Impatiens have many uses in the garden and can add beautiful splashes of color in hanging baskets, ornamental pots, under trees, along walkways, and even as ground cover. One of the most versatile landscaping plants, impatiens can be enjoyed in full shade to full sun depending on the variety you choose.
Standard impatiens flowers are edible and can be quite sweet. They are often used as a garnish for salads or floated in cocktails. Anecdotally, some varieties of impatiens have been used as herbal remedies for the treatment of bee stings, insect bites, and poison ivy.
Frequently Asked Questions
What is the difference between Standard and New Guinea impatiens?
New Guinea impatiens are notably larger, tolerate more sun, and are considered a showier plant for container gardens. The most important distinction, however, is its resistance to downy mildew.
Are there impatiens that are resistant to downy mildew?
Yes! New Guinea varieties are naturally resistant as well as the newly developed Standard-New Guinea hybrids.
Can impatiens grow indoors?
Yes! Although most gardeners think of impatiens as outdoor plants, they can do quite well indoors. You can actually overwinter your mature plant indoors and then move it back outside in the spring. You’ll need to ensure your impatiens get some direct morning light indoors, so placing it by a well-lit east-facing window is a great option.
Do impatiens come back year after year?
Although impatiens are technically perennials, they act as a tender annual due to their inability to tolerate frost. Impatiens plants can be brought indoors and easily grown throughout the winter months and set outside again in the spring.
What are alternatives to impatiens?
If you are concerned about downy mildew or your local nursery isn’t carrying a good selection of impatiens, you can turn to other reliable shade-tolerant plants. Wax begonias or ivy geraniums are good options.
I firmly believe that every garden will benefit from the inclusion of impatiens. The sheer variety of flower colors, leaf colors, height, and sun tolerance allows a gardener to design their perfect space. Even if you only have room for a single hanging pot or balcony flower box, impatiens will delight you with blooms until your first frost.
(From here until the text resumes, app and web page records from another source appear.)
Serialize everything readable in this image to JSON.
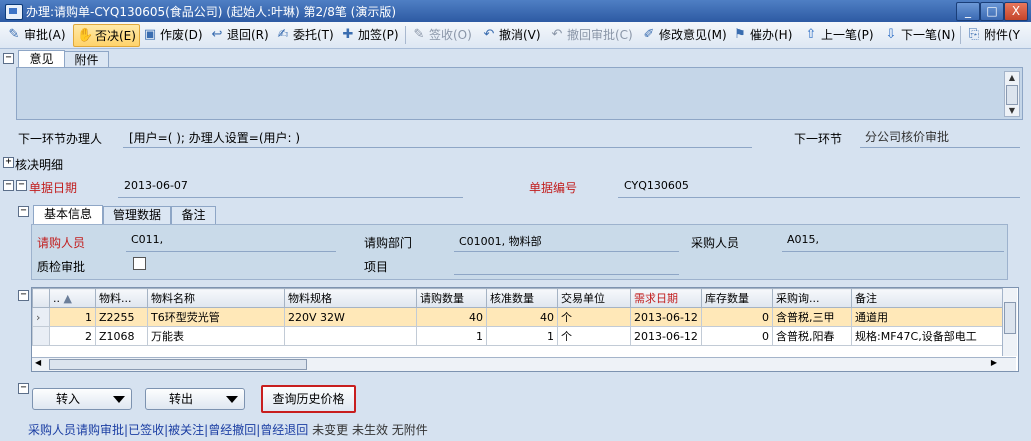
{
  "window": {
    "title": "办理:请购单-CYQ130605(食品公司) (起始人:叶琳) 第2/8笔 (演示版)",
    "min": "_",
    "max": "□",
    "close": "X"
  },
  "toolbar": {
    "approve": "审批(A)",
    "reject": "否决(E)",
    "void": "作废(D)",
    "return": "退回(R)",
    "delegate": "委托(T)",
    "add_sign": "加签(P)",
    "receive": "签收(O)",
    "undo": "撤消(V)",
    "undo_approval": "撤回审批(C)",
    "modify_opinion": "修改意见(M)",
    "urge": "催办(H)",
    "prev": "上一笔(P)",
    "next": "下一笔(N)",
    "attachment": "附件(Y"
  },
  "tabs": {
    "opinion": "意见",
    "attachment": "附件"
  },
  "routing": {
    "next_handler_label": "下一环节办理人",
    "handler_value": "[用户=(        );  办理人设置=(用户:          )",
    "next_step_label": "下一环节",
    "next_step_value": "分公司核价审批"
  },
  "approval_details_label": "核决明细",
  "doc": {
    "date_label": "单据日期",
    "date_value": "2013-06-07",
    "number_label": "单据编号",
    "number_value": "CYQ130605"
  },
  "info_tabs": {
    "basic": "基本信息",
    "mgmt": "管理数据",
    "remarks": "备注"
  },
  "basic": {
    "requester_label": "请购人员",
    "requester_value": "C011,",
    "dept_label": "请购部门",
    "dept_value": "C01001, 物料部",
    "buyer_label": "采购人员",
    "buyer_value": "A015,",
    "qc_label": "质检审批",
    "project_label": "项目"
  },
  "grid": {
    "columns": [
      "..",
      "物料...",
      "物料名称",
      "物料规格",
      "请购数量",
      "核准数量",
      "交易单位",
      "需求日期",
      "库存数量",
      "采购询...",
      "备注"
    ],
    "rows": [
      [
        "1",
        "Z2255",
        "T6环型荧光管",
        "220V 32W",
        "40",
        "40",
        "个",
        "2013-06-12",
        "0",
        "含普税,三甲",
        "通道用"
      ],
      [
        "2",
        "Z1068",
        "万能表",
        "",
        "1",
        "1",
        "个",
        "2013-06-12",
        "0",
        "含普税,阳春",
        "规格:MF47C,设备部电工"
      ]
    ]
  },
  "buttons": {
    "transfer_in": "转入",
    "transfer_out": "转出",
    "price_history": "查询历史价格"
  },
  "status": {
    "links": [
      "采购人员请购审批",
      "已签收",
      "被关注",
      "曾经撤回",
      "曾经退回"
    ],
    "plain": [
      "未变更",
      "未生效",
      "无附件"
    ]
  }
}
Now that you have read how to plant, grow, and care for impatiens, you’re well-positioned to enjoy this beautiful flowering plant year after year.